## [YOUR GOAL]
In the entries below, find the lines with the word "webkit" and copy them.

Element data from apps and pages
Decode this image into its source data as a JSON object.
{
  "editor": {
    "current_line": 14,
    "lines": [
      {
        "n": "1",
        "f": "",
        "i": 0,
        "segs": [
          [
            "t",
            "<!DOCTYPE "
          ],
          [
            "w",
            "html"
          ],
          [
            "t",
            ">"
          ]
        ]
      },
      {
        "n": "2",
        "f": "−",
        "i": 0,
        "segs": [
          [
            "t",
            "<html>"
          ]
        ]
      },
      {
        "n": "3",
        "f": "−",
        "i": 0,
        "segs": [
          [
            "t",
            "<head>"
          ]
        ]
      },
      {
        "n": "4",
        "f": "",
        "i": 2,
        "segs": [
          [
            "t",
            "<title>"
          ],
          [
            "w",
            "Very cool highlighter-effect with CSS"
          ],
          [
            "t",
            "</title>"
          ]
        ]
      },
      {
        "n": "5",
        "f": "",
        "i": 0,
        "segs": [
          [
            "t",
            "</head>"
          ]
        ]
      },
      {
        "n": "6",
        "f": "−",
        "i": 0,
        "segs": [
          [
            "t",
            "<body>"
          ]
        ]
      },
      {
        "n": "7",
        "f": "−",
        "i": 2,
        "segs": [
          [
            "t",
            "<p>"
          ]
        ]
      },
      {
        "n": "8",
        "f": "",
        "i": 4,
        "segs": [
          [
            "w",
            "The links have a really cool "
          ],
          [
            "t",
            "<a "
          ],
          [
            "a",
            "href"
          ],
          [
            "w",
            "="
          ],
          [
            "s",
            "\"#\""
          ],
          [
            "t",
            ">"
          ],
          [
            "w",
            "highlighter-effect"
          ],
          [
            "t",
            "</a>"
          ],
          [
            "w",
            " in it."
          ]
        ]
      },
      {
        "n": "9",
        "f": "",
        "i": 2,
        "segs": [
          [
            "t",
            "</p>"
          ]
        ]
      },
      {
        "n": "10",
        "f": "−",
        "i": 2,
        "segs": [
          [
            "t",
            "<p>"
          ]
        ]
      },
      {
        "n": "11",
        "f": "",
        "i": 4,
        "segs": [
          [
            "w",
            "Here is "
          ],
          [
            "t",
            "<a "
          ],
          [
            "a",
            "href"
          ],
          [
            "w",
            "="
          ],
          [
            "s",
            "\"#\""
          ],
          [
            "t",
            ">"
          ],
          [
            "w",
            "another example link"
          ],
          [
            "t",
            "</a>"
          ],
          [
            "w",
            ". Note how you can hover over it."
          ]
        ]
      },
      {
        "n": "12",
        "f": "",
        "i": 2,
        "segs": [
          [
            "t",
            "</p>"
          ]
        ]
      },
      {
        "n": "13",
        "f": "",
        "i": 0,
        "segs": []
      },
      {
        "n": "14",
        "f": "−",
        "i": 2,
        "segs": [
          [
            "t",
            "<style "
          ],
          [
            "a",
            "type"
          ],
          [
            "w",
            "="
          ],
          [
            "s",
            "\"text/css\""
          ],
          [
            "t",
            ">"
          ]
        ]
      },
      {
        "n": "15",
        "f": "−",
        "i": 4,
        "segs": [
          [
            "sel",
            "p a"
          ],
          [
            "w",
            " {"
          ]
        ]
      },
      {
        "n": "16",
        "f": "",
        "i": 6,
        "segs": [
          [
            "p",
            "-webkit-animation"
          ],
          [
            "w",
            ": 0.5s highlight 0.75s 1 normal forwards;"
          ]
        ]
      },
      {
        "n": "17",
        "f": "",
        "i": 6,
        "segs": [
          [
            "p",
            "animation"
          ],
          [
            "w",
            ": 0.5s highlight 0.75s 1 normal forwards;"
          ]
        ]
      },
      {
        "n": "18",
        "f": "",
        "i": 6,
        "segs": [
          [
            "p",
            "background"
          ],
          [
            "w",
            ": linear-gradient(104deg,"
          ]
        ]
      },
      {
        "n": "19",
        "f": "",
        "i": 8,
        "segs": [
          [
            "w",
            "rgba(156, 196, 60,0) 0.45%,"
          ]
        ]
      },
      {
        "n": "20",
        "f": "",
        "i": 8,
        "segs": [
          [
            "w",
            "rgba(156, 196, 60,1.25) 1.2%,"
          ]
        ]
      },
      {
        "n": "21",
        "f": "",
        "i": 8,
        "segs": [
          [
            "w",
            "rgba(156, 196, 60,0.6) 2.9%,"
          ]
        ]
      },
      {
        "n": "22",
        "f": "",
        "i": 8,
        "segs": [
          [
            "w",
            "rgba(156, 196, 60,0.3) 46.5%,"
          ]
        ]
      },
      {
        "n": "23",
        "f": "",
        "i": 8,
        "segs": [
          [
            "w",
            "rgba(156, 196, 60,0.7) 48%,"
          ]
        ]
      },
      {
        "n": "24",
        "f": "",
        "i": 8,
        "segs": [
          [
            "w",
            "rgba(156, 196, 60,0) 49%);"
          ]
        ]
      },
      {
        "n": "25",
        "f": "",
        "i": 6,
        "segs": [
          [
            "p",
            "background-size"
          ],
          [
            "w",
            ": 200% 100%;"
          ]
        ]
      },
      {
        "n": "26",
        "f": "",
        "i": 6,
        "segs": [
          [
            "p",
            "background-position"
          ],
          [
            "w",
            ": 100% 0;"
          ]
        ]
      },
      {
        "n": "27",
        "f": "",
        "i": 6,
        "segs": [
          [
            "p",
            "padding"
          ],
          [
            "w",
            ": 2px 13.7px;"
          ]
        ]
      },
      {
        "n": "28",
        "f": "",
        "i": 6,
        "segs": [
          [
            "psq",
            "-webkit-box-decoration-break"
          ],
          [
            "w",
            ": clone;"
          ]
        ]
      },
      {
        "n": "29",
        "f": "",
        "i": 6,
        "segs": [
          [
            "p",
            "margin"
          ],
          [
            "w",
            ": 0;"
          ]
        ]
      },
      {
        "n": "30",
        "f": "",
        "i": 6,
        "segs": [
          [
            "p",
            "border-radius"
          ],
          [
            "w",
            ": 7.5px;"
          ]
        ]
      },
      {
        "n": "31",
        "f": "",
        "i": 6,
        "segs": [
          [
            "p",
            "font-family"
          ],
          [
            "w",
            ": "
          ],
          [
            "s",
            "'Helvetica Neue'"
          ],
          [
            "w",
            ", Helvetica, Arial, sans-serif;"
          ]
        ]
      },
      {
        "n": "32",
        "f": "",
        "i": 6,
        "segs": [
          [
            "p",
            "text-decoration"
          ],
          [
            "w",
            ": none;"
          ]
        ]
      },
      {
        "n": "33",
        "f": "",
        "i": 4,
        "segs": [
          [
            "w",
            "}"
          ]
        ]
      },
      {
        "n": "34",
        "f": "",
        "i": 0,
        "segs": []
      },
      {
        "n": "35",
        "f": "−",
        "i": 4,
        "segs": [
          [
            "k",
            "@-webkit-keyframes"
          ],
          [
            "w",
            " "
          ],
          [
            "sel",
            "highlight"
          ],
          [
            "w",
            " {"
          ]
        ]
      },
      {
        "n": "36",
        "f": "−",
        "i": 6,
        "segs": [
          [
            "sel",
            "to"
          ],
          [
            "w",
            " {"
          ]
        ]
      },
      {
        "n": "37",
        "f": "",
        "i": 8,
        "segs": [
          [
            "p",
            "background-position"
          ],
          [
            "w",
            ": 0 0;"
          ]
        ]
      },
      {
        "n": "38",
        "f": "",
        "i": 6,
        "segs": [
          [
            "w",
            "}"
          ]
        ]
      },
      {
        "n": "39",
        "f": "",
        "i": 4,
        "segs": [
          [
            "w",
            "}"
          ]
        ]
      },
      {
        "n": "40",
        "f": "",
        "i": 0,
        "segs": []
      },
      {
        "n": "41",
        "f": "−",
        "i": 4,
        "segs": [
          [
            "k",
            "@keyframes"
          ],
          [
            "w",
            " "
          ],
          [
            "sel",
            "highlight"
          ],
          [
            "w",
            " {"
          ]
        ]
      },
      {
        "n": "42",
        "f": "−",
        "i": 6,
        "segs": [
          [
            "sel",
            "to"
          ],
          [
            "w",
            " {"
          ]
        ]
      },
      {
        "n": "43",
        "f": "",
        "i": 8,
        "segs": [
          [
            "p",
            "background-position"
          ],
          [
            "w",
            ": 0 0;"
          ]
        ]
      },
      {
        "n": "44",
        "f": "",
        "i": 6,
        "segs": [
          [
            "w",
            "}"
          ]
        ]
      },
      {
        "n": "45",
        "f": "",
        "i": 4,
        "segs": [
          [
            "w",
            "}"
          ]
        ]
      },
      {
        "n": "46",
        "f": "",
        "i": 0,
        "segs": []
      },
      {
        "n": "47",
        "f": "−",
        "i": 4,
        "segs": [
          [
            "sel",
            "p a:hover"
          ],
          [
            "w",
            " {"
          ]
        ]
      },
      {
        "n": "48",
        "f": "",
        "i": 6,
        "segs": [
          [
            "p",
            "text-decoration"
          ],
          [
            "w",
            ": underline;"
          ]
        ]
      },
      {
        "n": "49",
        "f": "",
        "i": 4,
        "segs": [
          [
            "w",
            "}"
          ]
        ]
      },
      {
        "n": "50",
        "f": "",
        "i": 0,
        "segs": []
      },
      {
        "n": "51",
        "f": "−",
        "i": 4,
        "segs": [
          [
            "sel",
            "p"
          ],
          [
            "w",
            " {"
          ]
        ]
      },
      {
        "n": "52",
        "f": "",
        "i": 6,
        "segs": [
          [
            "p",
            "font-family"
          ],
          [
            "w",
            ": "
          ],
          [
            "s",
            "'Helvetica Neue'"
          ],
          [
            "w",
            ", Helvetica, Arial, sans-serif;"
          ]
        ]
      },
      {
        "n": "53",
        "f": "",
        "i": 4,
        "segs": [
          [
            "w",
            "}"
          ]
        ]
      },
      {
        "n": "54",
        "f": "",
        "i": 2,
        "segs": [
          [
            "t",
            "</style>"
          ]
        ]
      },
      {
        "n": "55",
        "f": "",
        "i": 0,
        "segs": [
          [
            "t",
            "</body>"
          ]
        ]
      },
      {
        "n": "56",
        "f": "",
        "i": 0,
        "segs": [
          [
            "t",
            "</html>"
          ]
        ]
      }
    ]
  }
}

## [EXPECTED ANSWER]
            "-webkit-animation"
            "-webkit-box-decoration-break"
            "@-webkit-keyframes"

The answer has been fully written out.